**RECORDS:**
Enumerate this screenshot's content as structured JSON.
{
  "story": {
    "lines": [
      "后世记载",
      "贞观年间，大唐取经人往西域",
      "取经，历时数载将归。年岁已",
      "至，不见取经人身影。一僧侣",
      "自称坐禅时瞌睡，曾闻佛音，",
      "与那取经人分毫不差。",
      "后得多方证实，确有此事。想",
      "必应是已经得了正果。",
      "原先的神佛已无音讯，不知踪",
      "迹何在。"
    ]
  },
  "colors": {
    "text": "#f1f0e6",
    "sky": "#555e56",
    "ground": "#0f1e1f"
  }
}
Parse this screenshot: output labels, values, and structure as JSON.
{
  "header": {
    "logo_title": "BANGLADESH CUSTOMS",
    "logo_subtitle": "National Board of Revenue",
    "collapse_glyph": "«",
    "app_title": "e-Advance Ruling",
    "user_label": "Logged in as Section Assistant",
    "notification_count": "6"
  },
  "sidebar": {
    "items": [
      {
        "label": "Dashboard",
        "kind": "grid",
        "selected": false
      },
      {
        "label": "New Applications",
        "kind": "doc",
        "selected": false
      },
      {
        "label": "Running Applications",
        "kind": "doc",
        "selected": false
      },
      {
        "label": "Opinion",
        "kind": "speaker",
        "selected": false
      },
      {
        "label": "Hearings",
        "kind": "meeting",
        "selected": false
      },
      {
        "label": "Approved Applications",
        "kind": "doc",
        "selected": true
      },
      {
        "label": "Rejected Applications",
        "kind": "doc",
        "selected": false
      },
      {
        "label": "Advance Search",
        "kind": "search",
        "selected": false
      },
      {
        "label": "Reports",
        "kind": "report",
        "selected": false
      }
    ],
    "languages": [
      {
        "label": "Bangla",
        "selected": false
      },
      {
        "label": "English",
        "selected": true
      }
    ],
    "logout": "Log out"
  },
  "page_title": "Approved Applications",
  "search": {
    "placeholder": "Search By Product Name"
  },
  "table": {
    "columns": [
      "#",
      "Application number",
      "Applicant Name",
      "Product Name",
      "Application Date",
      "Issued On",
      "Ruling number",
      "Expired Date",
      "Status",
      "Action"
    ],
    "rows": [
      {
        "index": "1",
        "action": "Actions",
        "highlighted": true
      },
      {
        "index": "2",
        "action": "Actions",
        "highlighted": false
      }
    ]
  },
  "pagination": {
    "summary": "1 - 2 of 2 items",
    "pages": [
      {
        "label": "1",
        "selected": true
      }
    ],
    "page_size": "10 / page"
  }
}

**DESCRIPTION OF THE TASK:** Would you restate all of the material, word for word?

**WRITTEN SOLUTION:**
Enumerate this screenshot's content as structured JSON.
{
  "story": {
    "lines": [
      "后世记载",
      "贞观年间，大唐取经人往西域",
      "取经，历时数载将归。年岁已",
      "至，不见取经人身影。一僧侣",
      "自称坐禅时瞌睡，曾闻佛音，",
      "与那取经人分毫不差。",
      "后得多方证实，确有此事。想",
      "必应是已经得了正果。",
      "原先的神佛已无音讯，不知踪",
      "迹何在。"
    ]
  },
  "colors": {
    "text": "#f1f0e6",
    "sky": "#555e56",
    "ground": "#0f1e1f"
  }
}
Parse this screenshot: output labels, values, and structure as JSON.
{
  "header": {
    "logo_title": "BANGLADESH CUSTOMS",
    "logo_subtitle": "National Board of Revenue",
    "collapse_glyph": "«",
    "app_title": "e-Advance Ruling",
    "user_label": "Logged in as Section Assistant",
    "notification_count": "6"
  },
  "sidebar": {
    "items": [
      {
        "label": "Dashboard",
        "kind": "grid",
        "selected": false
      },
      {
        "label": "New Applications",
        "kind": "doc",
        "selected": false
      },
      {
        "label": "Running Applications",
        "kind": "doc",
        "selected": false
      },
      {
        "label": "Opinion",
        "kind": "speaker",
        "selected": false
      },
      {
        "label": "Hearings",
        "kind": "meeting",
        "selected": false
      },
      {
        "label": "Approved Applications",
        "kind": "doc",
        "selected": true
      },
      {
        "label": "Rejected Applications",
        "kind": "doc",
        "selected": false
      },
      {
        "label": "Advance Search",
        "kind": "search",
        "selected": false
      },
      {
        "label": "Reports",
        "kind": "report",
        "selected": false
      }
    ],
    "languages": [
      {
        "label": "Bangla",
        "selected": false
      },
      {
        "label": "English",
        "selected": true
      }
    ],
    "logout": "Log out"
  },
  "page_title": "Approved Applications",
  "search": {
    "placeholder": "Search By Product Name"
  },
  "table": {
    "columns": [
      "#",
      "Application number",
      "Applicant Name",
      "Product Name",
      "Application Date",
      "Issued On",
      "Ruling number",
      "Expired Date",
      "Status",
      "Action"
    ],
    "rows": [
      {
        "index": "1",
        "action": "Actions",
        "highlighted": true
      },
      {
        "index": "2",
        "action": "Actions",
        "highlighted": false
      }
    ]
  },
  "pagination": {
    "summary": "1 - 2 of 2 items",
    "pages": [
      {
        "label": "1",
        "selected": true
      }
    ],
    "page_size": "10 / page"
  }
}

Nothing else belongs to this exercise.